  16. Nina Simone’s takes on Just like a woman and Here comes the sun are spectacular.

  17. Peter Crossing says

    Thanks Ian. Well, crank up the jukebox. Some great suggestions above. Everybody has their own heroes and there are many, many covers as the songs are passed along.
    Early Beatles and Stones – Please Mr Postman, Rock and Roll Music, Anna, I’m A King Bee, Not Fade Away etc etc. Apparently when Bobby Womack heard the Stones version of It’s All Over Now, he said, “Who are those guys singing my song”, or words to that effect. He relented when the royalty checks started rolling in.
    Duane Allman plays slide guitar and dobro on Aretha Franklin’s cover of The Band classic, The Weight, and the Boz Scaggs version of Fenton Robinson’s Somebody Loan Me a Dime. Brilliant. Naughty Boz listed the song as his own at first, until Fenton objected, mightily. Boz again with covers of Sick and Tired and T-Bone Shuffle are impossible not to shuffle your feet to.
    There are a million Dylan covers; Madeleine Peyroux’s You’re Gonna Make Me Lonesome When You Go, Joan Baez singing It’s All Over Now Baby Blue and of course Jimi.
    The Chicago Transit Authority’s huge and seemingly endless cover of I’m a Man is atypical of the soft rock Chicago they eventually became.
    Both Tina Turner and Solomon Burke have done covers of Proud Mary, the former a raunchy version from the entertainment floor of the riverboat, the latter direct from the engine room.
    On his seamlessly identical cover of Little Town Flirt, Jeff Lynne (ELO) pays faithful homage to his hero Del Shannon. Lynnie in the Mirror, as it were.
    Somewhere in a shoebox I have aging cassette tapes with many covers of Big Joe Williams’ Baby Please Don’t Go, from the laid-back Lightning Hopkins to the brilliant Them featuring a youthful Van the Man and even AC/DC.
    And so it goes.

  18. Anything by the late Eva Cassidy.

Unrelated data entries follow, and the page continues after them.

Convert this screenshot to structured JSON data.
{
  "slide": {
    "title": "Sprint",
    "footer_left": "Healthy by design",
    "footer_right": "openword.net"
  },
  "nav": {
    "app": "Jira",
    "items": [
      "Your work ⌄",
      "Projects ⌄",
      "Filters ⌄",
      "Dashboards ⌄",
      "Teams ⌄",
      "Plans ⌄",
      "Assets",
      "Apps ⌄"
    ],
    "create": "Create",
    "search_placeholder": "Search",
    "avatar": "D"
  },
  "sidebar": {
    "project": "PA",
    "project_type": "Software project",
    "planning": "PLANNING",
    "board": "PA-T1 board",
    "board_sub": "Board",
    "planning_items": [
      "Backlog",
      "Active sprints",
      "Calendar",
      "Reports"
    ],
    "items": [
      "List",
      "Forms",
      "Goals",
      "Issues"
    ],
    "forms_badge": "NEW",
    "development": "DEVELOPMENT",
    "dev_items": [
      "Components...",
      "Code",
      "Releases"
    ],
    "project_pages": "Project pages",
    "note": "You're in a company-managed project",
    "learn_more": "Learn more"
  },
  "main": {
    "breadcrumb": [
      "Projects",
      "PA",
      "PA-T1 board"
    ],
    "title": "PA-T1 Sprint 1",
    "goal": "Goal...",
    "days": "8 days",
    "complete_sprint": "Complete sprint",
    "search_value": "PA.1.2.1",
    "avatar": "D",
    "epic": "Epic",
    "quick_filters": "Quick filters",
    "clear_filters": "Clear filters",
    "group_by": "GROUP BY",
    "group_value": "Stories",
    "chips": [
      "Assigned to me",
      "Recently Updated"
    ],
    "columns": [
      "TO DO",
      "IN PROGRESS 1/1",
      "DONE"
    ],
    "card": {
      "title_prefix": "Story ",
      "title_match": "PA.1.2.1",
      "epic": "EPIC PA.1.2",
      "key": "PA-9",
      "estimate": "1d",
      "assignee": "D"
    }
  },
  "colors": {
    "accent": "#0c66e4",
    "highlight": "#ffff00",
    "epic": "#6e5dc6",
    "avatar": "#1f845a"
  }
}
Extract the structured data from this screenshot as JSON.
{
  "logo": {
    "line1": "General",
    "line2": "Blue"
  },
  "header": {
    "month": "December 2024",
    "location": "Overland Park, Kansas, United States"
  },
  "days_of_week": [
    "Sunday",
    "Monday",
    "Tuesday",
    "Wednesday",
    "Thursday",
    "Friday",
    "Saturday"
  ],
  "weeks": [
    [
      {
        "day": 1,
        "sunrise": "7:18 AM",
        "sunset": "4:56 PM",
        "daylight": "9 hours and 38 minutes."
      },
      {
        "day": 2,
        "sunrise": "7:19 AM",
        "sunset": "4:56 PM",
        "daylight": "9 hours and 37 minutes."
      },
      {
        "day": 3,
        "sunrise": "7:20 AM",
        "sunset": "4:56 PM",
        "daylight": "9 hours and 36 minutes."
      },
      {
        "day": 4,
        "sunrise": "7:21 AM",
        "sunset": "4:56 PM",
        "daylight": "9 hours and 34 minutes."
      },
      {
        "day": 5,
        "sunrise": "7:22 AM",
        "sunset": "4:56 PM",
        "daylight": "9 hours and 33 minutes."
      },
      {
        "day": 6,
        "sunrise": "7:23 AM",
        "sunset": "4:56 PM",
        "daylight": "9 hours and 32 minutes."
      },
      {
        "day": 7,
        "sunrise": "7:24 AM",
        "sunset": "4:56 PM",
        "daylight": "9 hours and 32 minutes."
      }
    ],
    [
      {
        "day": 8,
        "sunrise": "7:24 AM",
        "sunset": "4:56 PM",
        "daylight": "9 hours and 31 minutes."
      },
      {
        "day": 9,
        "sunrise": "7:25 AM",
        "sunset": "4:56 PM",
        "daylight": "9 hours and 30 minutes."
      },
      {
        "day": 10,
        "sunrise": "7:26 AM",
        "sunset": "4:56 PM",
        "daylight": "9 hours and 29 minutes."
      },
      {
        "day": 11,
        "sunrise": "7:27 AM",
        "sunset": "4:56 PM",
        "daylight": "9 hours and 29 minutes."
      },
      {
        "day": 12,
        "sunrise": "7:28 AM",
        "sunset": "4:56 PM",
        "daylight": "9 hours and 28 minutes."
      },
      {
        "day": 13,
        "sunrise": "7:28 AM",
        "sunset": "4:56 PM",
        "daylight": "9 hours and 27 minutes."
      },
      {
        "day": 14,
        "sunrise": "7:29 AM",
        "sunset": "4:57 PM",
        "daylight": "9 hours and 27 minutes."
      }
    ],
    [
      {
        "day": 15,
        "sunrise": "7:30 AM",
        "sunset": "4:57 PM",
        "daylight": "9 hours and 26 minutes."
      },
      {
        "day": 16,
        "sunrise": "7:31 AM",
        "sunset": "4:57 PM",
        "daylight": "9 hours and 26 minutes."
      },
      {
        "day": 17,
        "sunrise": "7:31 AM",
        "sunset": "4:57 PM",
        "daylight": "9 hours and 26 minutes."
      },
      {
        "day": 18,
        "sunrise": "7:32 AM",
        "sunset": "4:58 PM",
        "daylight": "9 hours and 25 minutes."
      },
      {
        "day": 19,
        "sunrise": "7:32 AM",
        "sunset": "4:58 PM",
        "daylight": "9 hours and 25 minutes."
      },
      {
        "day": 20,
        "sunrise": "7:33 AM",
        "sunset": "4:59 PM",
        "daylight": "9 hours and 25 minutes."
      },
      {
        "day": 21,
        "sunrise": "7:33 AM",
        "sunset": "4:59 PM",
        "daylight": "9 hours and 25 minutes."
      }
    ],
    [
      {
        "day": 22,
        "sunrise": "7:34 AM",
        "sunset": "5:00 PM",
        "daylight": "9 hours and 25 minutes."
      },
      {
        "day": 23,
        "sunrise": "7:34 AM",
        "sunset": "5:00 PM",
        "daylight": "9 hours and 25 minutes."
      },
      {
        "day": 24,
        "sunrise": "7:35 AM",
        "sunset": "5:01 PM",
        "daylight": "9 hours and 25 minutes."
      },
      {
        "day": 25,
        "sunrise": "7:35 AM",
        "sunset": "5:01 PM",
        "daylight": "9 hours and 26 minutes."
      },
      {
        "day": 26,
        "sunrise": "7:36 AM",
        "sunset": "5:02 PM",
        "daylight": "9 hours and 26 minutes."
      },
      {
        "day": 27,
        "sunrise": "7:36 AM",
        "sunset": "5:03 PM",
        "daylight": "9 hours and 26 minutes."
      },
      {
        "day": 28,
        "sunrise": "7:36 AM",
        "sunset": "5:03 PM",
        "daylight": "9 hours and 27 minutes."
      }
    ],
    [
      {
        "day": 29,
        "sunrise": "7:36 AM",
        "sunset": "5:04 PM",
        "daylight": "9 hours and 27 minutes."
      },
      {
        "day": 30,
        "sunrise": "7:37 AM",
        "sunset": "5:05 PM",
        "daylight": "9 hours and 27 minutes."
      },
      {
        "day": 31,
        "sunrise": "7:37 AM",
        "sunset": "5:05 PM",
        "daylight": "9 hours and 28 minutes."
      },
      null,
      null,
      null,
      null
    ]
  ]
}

But ‘Fields of Gold’ the pick for me. End-of-the-night music.

    ‘Til there was you’ by The Beatles

  19. This is an excellent topic, IJH, and probably worthy of one of my Top 50’s!!!!

    If I were to do a Top 50 of my faves, these would be on my list (multiple entries by one artist not permitted):

    1. Beatles – Rock n roll music,
    2. Byrds – Mr Tambourine Man
    3. Pogues – Dirty old town
    4. Pixies – Hang on to your ego
    5. Pointer Sisters – Fire
    6. Graham Bonnet – It’s all over now, baby blue
    7. Soft Cell – Tainted love
    8. Rolling Stones – It’s all over now
    9. Jerry Douglas and Mumford & Sons – The Boxer
    10. Indigo Girls – Romeo and Juliet
    11. The Clash – I fought the law
    12. Mental as Anything – Working for the Man
    13. Foo Fighters – Baker Street
    14. Janis Joplin – Me and Bobby McGee
    15. Patty Smith – Because the Night
    16. Tom Petty – I’ll feel a whole lot better
    17. Niravana – The man who sold the world
    18. Matthew Sweet – And your bird can sing
    19. Sinead O’Connor – Nothing compares 2 U
    20. The Who – Summertime Blues
    21. Linda Ronstadt – Blue Bayou
    22. Jimmy Hendrix – All along the watch tower
    23. The Living End – I’ve just seen a face
    24. Manfred Mann’s Earth Band – Blinded by the light
    25. Jeff Buckley – Hallelujah
    26. Robert Palmer & UB40 – I’ll be your baby tonight
    27. Thin Lizzy – Whiskey in the jar
    28. Sex Pistols – (I’m not your) steppin’ stone
    29. U2 – Helter Skelter
    30. Dropkick Murphys – Baba O’Reilly

    Thanks Ian.

  20. Johnny Cash – Hurt
    Nirvana – Where did you sleep last night
    Metallica – Turn the page & Whiskey in the jar
    Townes Van Zandt – Dead flowers (end credits of The Big Lebowski)
    Mary J Blige & U2 – One
    Aerosmith & Run DMC – Walk this way
    Pixies – Winterlong

  21. Quiet Riot – Cum on feel the noize (80’s school disco staple)

  22. Wow! this is a great subject that could be changed-refined in all manner of ways eg: Think of Australian artists and/or bands that have covered other Aus artists/bands or Aus bands that have done versions of internationals etc . WPA doing The Triffids Wide Open Road comes to mind.
    When I first saw the heading my head went straight to Doug Parkinson and Dear Prudence and there it was. I have to add Respect – I love Otis Redding’s own, but Aretha Franklin’s is hard to beat. At the same time Otis singing Try A Little Tenderness (live version) is superb.

Leave a Comment

*